You are stuck on the tarmac in a plane with a man claiming to be wearing a suicide belt filled with explosives. What do you do?
Well, you get your picture taken with him.
That's exactly what 26-year-old Briton Ben Innes did on Tuesday, as he was one of the last people being held hostage by EgyptAir hijacker Seif el-Din Mustafa.
Wednesday morning's papers jumped straight in on the action.
The Times has his 'selfie' on the front page...
The Daily Telegraph covered it...
This is me with the 'suicide bomber'
As did The Sun (because of course)...
EXCLUSIVE: PLANE PIC MADNESS... Brit selfie with 'suicide belt' hijacker
What in the world was he thinking?
Ben spoke to the Guardian:
I’m not sure why I did it, I just threw caution to the wind while trying to stay cheerful in the face of adversity. I figured if his bomb was real I’d had nothing to lose anyway, so took a chance to get a closer look at it.
I got one of the cabin crew to translate for me and asked him if I could do a selfie with him. He just shrugged OK, so I stood by him and smiled for the camera while the stewardess did the snap.
The Internet however, as a collective mass, had a massive problem with the following thing he said:
It has to be the best selfie ever.
No, it isn't a selfie Ben, according to everyone:
Not a selfie.
Apparently there are 'camps' about it...
Sarah McCartney got technical about it...
Even Independent editor-at-large Amol Rajan chipped in:
Even Ben's mother was angry over the definition:
All we can say is that the picture is clearly not a selfie as everyone has been describing it. You can clearly see that it is not Ben who is taking the picture.
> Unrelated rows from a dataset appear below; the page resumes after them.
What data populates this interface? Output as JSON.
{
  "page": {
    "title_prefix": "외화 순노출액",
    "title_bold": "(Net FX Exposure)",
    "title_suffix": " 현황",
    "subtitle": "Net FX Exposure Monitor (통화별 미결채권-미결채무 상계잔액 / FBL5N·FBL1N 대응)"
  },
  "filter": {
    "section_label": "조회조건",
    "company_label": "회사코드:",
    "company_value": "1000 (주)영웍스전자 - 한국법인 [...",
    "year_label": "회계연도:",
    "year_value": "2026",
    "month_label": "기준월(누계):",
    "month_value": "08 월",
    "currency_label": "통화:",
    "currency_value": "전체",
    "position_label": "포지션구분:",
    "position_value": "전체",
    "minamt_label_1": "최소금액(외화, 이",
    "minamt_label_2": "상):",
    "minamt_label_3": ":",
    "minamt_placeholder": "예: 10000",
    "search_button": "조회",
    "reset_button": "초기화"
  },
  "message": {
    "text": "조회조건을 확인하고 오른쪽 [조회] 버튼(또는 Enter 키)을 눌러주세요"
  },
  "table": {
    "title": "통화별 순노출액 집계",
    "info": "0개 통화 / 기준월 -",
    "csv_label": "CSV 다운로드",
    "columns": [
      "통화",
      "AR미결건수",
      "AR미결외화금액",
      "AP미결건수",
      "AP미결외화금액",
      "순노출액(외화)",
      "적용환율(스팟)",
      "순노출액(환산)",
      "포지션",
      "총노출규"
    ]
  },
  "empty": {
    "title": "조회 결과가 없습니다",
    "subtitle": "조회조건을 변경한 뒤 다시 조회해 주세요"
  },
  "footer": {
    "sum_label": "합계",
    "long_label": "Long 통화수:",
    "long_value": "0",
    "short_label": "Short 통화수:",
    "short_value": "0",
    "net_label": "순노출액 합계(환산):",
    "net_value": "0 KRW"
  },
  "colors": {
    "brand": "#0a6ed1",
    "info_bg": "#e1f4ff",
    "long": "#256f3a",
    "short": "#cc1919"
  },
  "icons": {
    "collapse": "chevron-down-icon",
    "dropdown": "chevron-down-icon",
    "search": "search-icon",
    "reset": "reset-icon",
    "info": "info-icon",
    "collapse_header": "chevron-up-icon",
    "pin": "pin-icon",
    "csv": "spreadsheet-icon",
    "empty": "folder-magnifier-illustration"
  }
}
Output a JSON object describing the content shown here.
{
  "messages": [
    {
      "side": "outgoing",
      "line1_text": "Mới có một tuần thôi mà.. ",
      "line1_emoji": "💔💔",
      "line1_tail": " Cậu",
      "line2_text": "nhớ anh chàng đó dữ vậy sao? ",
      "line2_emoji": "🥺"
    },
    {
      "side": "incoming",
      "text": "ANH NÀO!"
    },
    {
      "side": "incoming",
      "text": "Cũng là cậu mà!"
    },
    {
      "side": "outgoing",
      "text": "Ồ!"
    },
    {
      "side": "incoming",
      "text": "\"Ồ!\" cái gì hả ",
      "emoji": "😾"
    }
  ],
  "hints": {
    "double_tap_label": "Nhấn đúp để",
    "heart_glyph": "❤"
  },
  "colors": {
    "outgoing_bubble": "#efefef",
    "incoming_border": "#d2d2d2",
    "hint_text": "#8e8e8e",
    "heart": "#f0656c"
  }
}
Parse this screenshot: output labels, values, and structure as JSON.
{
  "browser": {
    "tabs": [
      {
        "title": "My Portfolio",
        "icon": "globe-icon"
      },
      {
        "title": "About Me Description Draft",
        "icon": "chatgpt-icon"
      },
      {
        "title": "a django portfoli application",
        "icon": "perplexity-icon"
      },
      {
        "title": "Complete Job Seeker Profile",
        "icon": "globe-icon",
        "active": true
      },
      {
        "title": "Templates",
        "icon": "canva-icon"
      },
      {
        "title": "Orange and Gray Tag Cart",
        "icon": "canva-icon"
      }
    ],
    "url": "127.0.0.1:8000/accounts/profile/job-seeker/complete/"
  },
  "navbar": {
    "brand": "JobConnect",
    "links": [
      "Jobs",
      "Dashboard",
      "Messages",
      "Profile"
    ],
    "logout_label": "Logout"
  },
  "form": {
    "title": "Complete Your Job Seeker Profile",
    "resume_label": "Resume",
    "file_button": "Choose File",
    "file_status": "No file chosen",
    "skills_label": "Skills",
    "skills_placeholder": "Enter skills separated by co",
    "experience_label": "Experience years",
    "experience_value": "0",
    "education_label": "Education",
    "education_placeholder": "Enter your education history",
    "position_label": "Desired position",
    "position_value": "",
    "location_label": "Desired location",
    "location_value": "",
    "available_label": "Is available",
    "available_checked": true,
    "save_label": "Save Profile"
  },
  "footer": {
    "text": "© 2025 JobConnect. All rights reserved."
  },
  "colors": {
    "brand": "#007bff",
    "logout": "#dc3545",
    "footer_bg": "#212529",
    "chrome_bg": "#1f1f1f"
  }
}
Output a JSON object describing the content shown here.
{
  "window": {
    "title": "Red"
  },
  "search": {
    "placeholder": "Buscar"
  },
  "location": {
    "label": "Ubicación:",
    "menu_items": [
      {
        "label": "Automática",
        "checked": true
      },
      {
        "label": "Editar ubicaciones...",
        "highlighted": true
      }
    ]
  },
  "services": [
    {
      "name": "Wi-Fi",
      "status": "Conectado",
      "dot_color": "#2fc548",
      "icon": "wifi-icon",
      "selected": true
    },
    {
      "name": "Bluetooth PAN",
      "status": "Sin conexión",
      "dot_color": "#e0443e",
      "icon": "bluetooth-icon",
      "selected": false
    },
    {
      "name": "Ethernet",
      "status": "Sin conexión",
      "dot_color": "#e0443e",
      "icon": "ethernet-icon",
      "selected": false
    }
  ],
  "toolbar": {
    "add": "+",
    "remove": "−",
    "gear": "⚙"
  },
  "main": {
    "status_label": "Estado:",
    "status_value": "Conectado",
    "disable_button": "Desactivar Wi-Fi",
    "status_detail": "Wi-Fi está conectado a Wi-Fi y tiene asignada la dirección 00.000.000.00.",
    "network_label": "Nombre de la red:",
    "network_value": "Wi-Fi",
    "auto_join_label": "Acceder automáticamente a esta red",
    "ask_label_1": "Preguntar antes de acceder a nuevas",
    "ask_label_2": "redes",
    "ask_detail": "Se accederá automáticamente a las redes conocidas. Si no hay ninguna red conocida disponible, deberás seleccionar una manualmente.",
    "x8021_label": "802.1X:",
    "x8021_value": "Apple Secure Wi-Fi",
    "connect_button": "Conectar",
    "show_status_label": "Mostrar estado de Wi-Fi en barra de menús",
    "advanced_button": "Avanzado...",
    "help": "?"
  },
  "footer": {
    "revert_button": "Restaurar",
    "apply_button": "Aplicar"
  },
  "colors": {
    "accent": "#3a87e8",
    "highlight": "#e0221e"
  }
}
He’s in it but he’s not taking it.
So there you have it, for future reference: there are clear and prescribed requirements that make a selfie a selfie. And if you get it wrong?
Be prepared to get called out on it.